*** Block opens ***

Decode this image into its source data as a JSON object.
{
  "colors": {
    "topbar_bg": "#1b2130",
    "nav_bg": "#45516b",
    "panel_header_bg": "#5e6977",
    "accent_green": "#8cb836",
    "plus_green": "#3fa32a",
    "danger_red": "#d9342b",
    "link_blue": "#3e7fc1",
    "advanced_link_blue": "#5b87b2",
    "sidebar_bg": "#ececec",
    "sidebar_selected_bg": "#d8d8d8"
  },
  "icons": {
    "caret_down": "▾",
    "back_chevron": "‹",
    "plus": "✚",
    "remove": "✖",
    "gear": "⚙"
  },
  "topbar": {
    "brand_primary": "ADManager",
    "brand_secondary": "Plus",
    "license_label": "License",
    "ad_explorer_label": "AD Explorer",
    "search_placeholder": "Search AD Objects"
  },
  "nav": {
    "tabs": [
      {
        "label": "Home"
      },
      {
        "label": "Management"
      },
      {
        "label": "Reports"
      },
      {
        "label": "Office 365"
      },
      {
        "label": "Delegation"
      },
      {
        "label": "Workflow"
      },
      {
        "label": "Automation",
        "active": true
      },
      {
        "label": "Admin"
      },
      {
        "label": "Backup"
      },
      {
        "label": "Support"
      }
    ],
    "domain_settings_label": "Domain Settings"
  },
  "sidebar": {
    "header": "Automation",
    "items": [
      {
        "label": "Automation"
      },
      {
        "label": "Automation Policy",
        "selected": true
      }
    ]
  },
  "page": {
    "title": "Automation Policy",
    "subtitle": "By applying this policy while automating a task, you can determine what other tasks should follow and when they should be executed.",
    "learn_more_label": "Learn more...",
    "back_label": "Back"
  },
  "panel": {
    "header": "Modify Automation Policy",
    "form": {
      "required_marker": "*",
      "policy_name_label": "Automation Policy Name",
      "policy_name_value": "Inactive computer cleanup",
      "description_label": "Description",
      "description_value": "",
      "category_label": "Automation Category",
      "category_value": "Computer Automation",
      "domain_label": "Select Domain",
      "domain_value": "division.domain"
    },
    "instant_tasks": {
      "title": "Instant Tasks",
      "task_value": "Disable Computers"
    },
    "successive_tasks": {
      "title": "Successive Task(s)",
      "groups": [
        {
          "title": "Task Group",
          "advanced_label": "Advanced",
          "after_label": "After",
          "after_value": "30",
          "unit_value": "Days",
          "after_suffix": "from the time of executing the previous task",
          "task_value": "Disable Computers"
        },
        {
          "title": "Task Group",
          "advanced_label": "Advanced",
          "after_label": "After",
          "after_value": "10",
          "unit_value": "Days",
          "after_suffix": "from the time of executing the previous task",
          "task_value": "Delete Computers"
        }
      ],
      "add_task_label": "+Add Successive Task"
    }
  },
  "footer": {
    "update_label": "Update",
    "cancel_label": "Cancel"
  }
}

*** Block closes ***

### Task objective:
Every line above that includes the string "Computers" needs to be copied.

### Written answer:
      "task_value": "Disable Computers"
          "task_value": "Disable Computers"
          "task_value": "Delete Computers"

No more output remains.